(Items from an interface collection)
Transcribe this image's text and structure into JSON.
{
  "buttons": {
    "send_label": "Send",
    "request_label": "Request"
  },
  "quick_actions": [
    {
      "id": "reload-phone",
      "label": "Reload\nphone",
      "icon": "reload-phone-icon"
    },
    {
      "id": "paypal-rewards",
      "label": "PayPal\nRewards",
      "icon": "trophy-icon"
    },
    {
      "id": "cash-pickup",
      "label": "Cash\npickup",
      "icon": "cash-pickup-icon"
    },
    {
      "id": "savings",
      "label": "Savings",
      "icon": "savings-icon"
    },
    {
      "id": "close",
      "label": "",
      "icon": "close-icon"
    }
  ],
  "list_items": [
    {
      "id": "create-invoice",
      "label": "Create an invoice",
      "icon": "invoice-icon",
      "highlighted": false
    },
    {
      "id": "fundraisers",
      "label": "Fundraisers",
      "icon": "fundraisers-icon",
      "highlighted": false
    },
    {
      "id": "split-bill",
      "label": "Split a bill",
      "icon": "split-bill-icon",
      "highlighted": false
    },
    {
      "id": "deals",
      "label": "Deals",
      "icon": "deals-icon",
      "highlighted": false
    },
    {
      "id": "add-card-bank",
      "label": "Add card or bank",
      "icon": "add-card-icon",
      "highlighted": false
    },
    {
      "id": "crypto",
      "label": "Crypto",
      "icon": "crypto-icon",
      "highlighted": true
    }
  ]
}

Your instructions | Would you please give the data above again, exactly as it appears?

Reply to the task |
Transcribe this image's text and structure into JSON.
{
  "buttons": {
    "send_label": "Send",
    "request_label": "Request"
  },
  "quick_actions": [
    {
      "id": "reload-phone",
      "label": "Reload\nphone",
      "icon": "reload-phone-icon"
    },
    {
      "id": "paypal-rewards",
      "label": "PayPal\nRewards",
      "icon": "trophy-icon"
    },
    {
      "id": "cash-pickup",
      "label": "Cash\npickup",
      "icon": "cash-pickup-icon"
    },
    {
      "id": "savings",
      "label": "Savings",
      "icon": "savings-icon"
    },
    {
      "id": "close",
      "label": "",
      "icon": "close-icon"
    }
  ],
  "list_items": [
    {
      "id": "create-invoice",
      "label": "Create an invoice",
      "icon": "invoice-icon",
      "highlighted": false
    },
    {
      "id": "fundraisers",
      "label": "Fundraisers",
      "icon": "fundraisers-icon",
      "highlighted": false
    },
    {
      "id": "split-bill",
      "label": "Split a bill",
      "icon": "split-bill-icon",
      "highlighted": false
    },
    {
      "id": "deals",
      "label": "Deals",
      "icon": "deals-icon",
      "highlighted": false
    },
    {
      "id": "add-card-bank",
      "label": "Add card or bank",
      "icon": "add-card-icon",
      "highlighted": false
    },
    {
      "id": "crypto",
      "label": "Crypto",
      "icon": "crypto-icon",
      "highlighted": true
    }
  ]
}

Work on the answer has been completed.